**Exercise details**
The word "image" occurs in some lines of the data. Return each such line.

-------- Raw data --------

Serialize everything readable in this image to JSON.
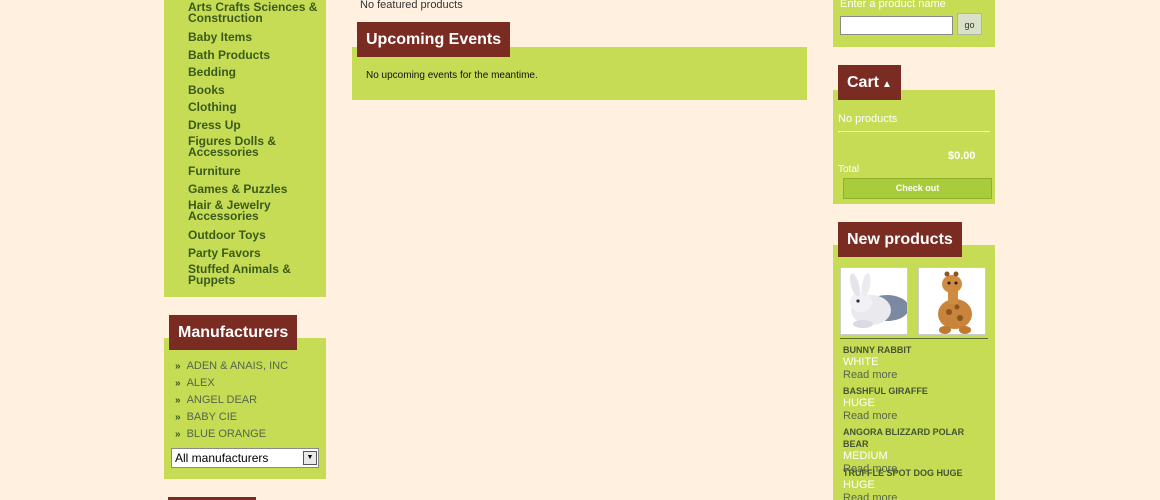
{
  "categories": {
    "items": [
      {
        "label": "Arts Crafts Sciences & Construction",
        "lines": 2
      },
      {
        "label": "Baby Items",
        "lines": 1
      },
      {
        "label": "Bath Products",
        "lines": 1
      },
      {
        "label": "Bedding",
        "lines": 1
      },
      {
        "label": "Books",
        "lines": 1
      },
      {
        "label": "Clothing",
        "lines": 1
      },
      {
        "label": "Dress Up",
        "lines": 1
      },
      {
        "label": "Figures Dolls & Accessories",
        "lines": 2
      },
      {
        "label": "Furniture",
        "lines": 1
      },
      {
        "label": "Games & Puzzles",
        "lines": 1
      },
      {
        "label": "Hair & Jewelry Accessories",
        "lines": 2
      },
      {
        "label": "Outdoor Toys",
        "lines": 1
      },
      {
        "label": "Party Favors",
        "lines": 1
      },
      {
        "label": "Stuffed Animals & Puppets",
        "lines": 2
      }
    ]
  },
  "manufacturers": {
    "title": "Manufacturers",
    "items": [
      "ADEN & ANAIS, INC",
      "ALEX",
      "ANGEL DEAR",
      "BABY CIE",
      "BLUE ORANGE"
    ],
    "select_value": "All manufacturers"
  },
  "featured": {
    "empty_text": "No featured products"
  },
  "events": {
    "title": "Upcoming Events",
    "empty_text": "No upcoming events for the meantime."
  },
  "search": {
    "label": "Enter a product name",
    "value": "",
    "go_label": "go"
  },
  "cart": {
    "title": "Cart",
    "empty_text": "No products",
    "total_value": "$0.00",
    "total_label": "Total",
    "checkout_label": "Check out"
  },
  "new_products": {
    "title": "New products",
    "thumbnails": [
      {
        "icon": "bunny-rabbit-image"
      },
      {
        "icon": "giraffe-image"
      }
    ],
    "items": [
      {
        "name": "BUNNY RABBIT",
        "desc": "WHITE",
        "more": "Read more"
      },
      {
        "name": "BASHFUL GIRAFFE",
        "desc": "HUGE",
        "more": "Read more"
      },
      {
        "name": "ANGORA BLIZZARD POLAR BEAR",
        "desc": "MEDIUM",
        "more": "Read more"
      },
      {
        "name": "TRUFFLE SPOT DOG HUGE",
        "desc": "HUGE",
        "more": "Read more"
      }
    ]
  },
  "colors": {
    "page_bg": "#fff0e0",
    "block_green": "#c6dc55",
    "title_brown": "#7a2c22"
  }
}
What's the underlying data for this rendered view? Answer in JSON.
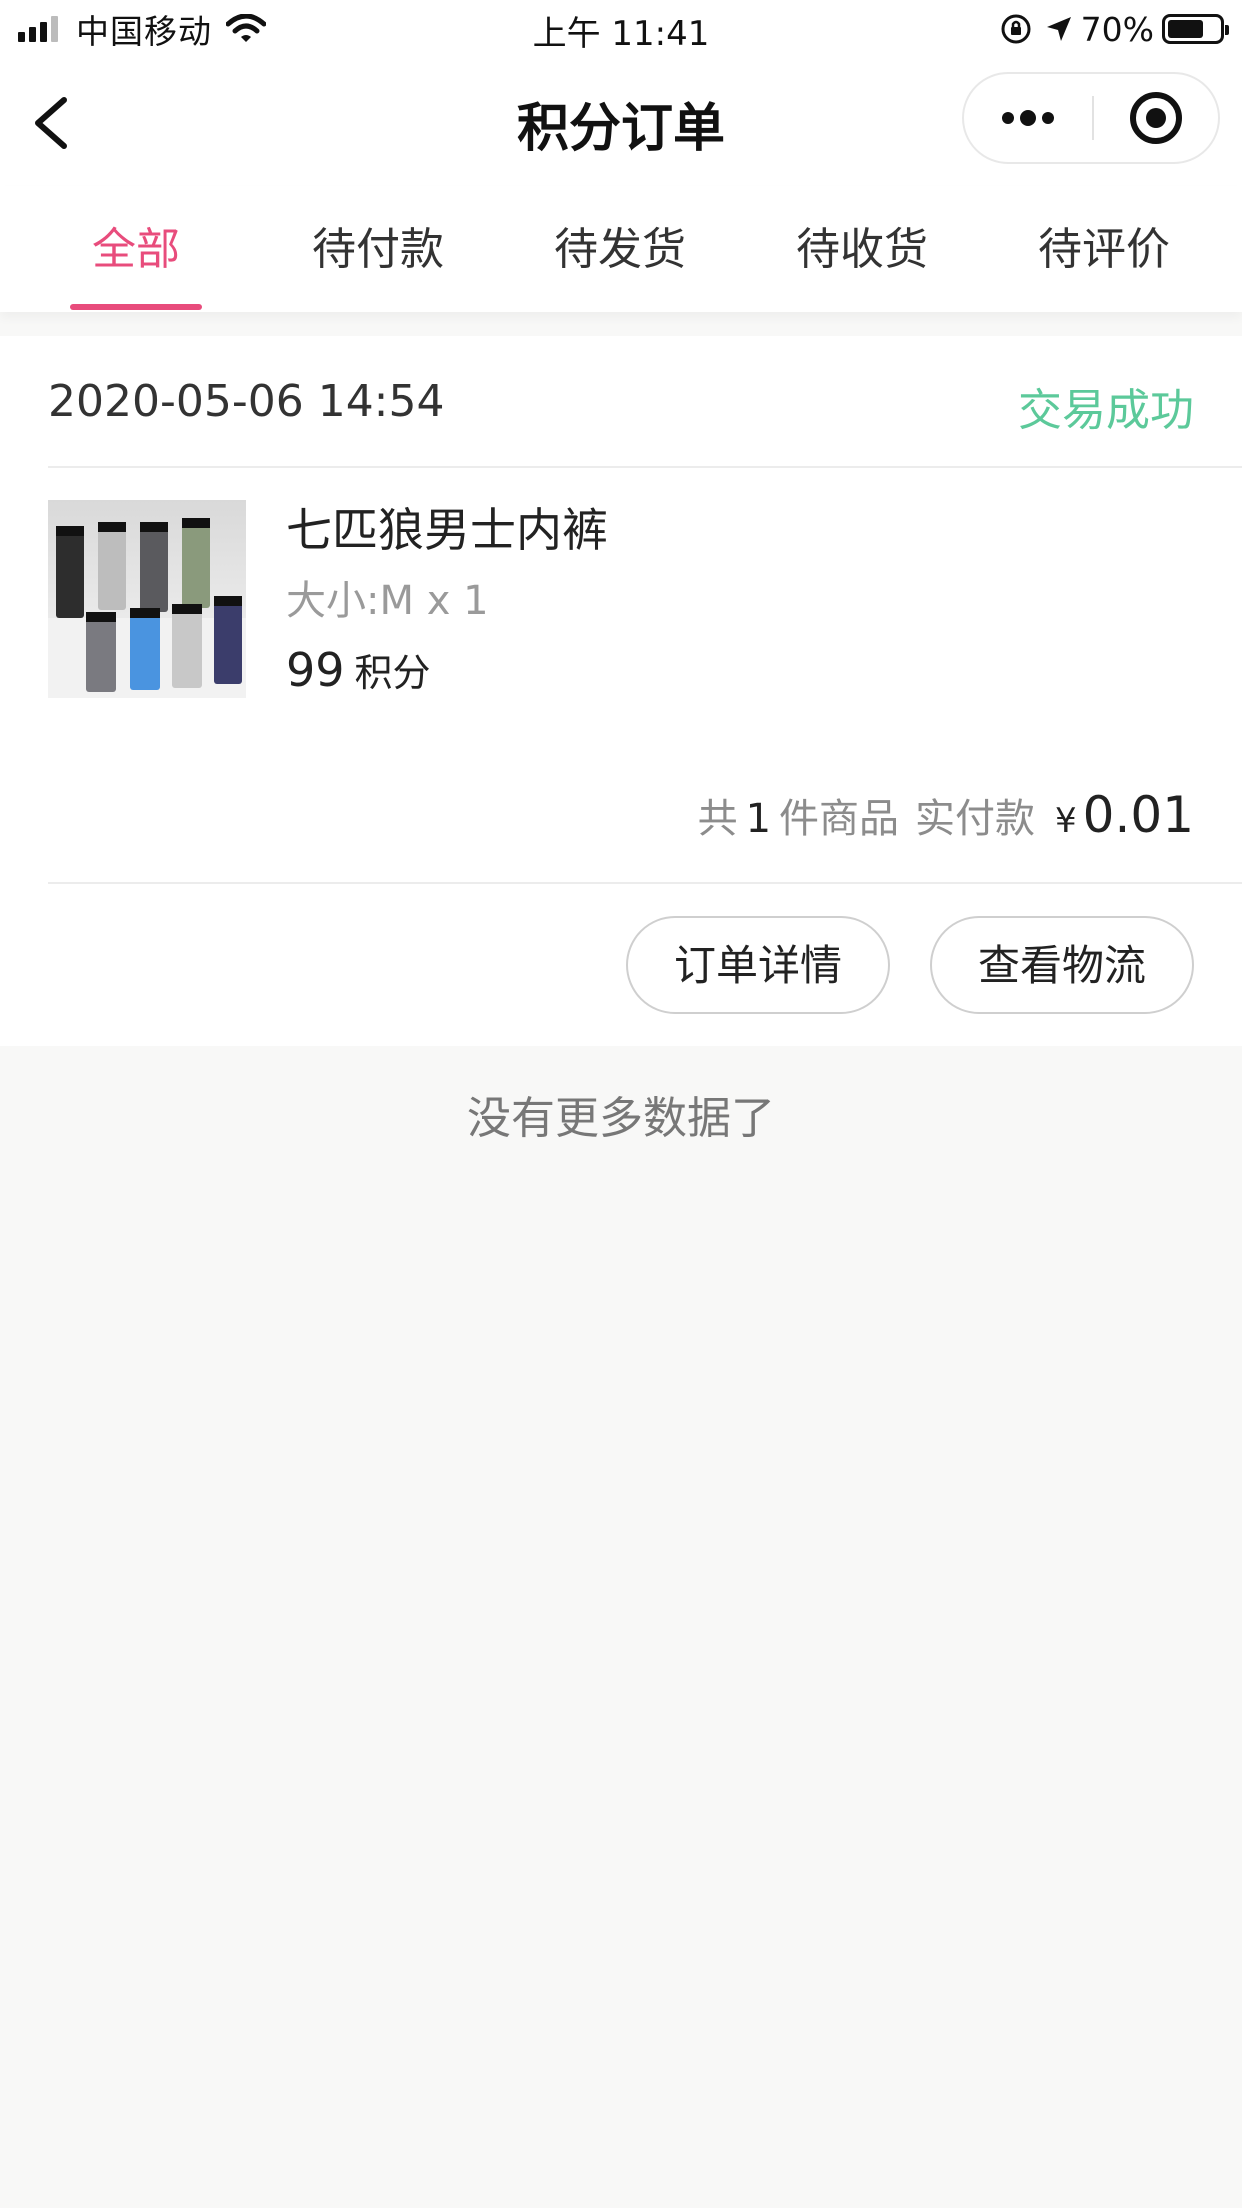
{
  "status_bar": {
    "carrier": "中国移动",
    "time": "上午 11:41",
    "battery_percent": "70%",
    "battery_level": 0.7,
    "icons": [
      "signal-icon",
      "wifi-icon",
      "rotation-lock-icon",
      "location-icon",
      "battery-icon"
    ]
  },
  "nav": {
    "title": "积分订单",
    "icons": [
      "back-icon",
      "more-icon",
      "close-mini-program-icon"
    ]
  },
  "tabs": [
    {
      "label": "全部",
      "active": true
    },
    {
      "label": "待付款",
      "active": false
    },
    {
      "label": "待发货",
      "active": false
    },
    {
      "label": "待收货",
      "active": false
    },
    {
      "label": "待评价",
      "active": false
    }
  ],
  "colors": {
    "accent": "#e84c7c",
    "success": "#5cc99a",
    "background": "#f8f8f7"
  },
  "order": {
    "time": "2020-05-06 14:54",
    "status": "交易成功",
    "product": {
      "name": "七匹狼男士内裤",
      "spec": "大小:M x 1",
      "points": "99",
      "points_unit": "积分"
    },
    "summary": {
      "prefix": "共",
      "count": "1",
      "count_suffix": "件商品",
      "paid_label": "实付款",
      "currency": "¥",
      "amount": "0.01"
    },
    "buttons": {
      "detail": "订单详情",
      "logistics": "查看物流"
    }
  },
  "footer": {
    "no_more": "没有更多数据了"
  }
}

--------
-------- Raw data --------

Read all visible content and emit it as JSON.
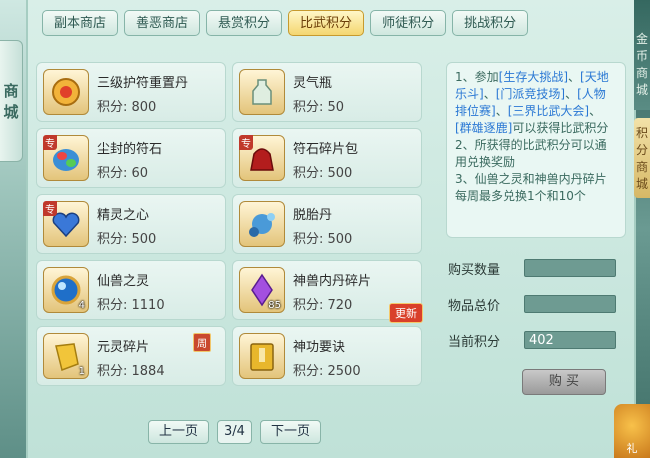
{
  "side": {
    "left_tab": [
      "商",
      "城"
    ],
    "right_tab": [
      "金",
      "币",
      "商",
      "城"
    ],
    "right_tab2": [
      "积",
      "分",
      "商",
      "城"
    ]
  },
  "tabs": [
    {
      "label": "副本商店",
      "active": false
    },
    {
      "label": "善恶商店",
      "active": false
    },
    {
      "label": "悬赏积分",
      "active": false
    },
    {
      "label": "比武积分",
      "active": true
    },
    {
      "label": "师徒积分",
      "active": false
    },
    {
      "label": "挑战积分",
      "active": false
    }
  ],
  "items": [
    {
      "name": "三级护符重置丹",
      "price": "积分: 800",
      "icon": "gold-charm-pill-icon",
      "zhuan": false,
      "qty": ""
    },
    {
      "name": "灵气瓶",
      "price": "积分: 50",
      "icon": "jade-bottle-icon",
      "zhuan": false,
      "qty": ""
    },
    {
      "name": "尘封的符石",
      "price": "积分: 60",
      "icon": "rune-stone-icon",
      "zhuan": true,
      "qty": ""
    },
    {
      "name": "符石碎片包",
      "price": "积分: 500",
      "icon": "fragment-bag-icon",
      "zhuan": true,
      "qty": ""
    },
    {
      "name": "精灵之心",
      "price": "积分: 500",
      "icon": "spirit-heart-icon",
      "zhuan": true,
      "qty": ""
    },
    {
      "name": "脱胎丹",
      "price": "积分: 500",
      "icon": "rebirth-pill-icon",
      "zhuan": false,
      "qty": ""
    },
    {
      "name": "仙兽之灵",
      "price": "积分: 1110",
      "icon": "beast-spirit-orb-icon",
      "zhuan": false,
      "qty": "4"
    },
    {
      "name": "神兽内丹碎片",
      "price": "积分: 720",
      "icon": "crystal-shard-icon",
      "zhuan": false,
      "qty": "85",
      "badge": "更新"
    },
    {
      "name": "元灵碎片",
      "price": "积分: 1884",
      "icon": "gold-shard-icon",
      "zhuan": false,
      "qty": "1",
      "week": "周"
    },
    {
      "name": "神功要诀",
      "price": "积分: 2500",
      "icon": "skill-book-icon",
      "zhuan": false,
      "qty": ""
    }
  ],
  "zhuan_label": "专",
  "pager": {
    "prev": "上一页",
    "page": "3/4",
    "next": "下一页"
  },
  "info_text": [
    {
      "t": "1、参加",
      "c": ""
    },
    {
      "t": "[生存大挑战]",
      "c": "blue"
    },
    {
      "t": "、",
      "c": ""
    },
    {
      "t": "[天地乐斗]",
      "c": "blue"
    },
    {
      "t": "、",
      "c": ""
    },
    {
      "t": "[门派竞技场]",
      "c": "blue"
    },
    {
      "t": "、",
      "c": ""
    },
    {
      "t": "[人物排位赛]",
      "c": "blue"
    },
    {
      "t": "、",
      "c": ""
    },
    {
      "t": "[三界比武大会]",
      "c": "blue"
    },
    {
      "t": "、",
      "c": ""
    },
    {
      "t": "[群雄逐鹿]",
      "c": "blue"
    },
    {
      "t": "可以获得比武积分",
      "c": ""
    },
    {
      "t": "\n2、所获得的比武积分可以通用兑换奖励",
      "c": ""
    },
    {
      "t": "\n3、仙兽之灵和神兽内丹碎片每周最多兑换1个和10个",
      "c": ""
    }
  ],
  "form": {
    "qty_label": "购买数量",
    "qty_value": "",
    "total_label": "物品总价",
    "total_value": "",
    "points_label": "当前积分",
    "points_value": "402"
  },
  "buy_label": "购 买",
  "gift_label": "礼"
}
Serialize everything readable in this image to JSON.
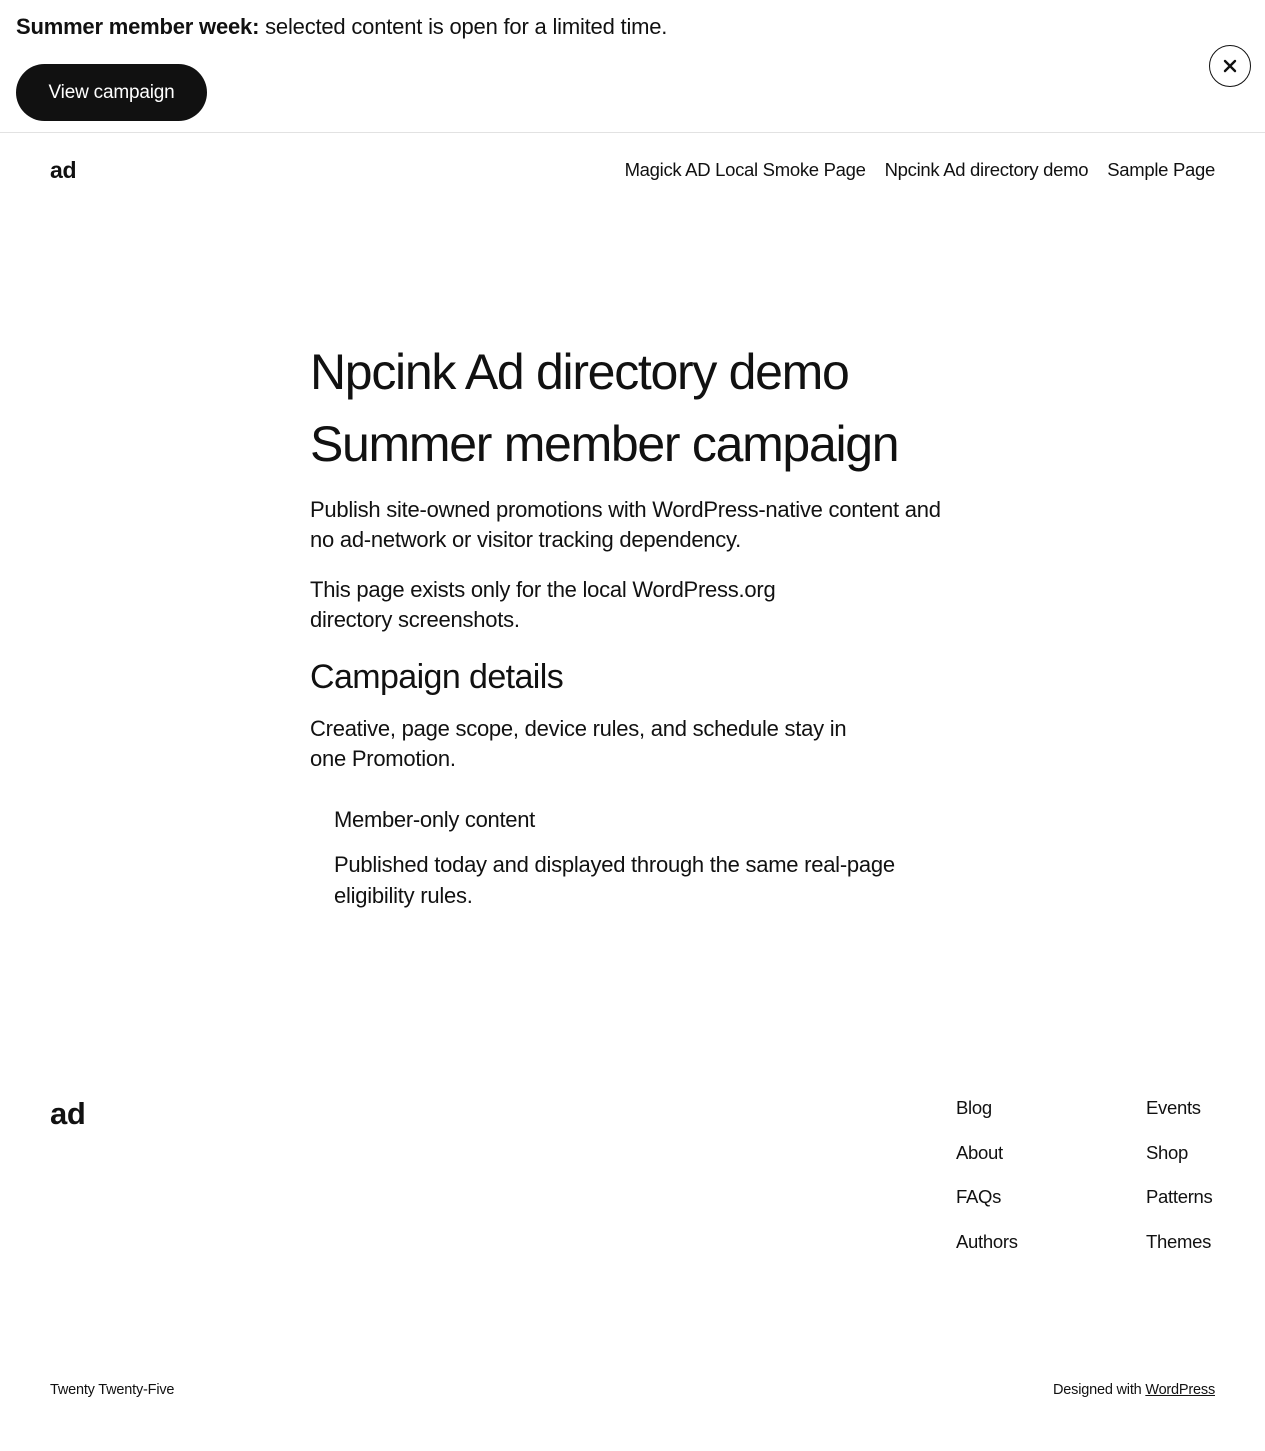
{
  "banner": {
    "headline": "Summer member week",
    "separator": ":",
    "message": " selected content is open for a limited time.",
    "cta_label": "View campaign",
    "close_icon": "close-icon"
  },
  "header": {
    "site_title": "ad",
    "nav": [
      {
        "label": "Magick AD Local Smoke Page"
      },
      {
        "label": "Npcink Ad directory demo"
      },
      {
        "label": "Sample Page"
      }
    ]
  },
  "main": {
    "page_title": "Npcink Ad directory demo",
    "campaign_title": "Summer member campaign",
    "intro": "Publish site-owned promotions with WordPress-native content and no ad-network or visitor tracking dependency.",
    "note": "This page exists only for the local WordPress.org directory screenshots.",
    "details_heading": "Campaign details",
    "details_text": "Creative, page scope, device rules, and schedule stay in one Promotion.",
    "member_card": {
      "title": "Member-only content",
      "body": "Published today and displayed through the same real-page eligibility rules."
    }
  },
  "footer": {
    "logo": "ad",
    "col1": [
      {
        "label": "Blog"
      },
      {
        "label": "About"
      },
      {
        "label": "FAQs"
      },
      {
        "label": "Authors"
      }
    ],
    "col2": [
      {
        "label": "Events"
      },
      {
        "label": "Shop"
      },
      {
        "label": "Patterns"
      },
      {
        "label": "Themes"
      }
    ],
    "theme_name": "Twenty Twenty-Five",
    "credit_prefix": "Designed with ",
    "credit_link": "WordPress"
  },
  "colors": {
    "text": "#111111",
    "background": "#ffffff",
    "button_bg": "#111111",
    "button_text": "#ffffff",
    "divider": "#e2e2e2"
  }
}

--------
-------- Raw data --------

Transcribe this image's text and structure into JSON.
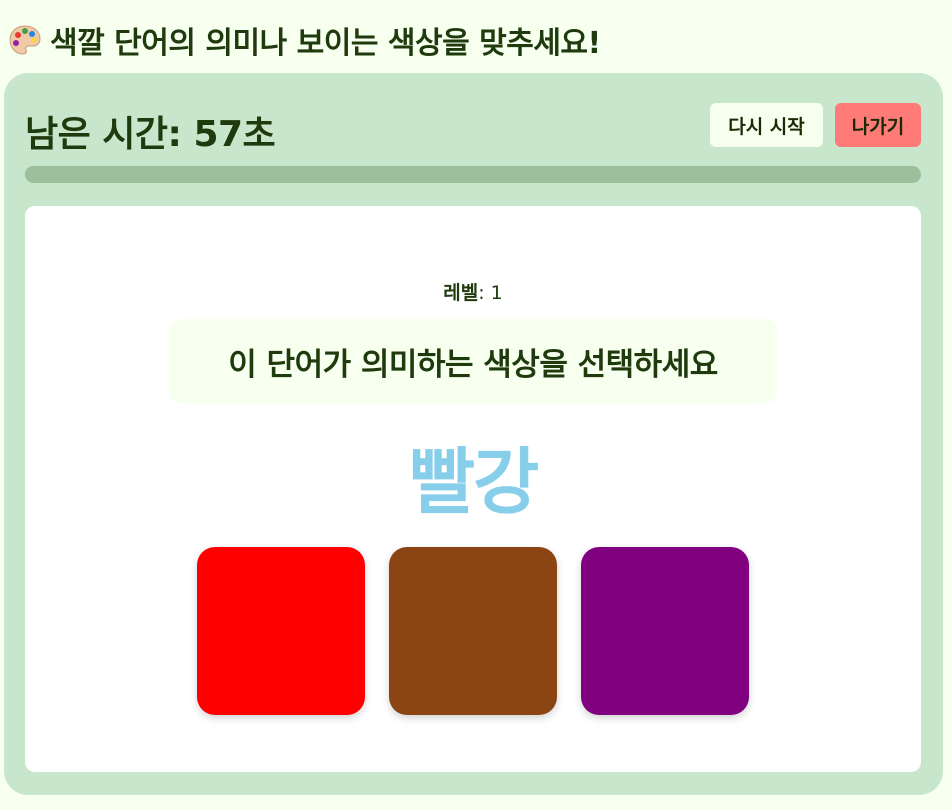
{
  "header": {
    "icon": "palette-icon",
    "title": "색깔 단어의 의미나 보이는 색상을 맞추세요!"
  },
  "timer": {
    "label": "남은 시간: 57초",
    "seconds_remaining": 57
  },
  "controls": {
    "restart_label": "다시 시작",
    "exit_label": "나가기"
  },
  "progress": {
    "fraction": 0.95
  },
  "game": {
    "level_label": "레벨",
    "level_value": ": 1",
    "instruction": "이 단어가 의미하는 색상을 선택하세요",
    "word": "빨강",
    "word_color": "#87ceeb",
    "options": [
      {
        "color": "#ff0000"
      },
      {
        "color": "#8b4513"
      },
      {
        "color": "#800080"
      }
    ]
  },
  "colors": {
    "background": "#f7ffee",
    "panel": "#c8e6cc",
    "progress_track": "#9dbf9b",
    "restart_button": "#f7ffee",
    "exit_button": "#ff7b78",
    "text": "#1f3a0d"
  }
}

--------

**Written answer**
Serialize everything readable in this image to JSON.
        "icon": "bunny-rabbit-image"
        "icon": "giraffe-image"
Serialize everything readable in this image to JSON.
Transcribe this image's text and structure into JSON.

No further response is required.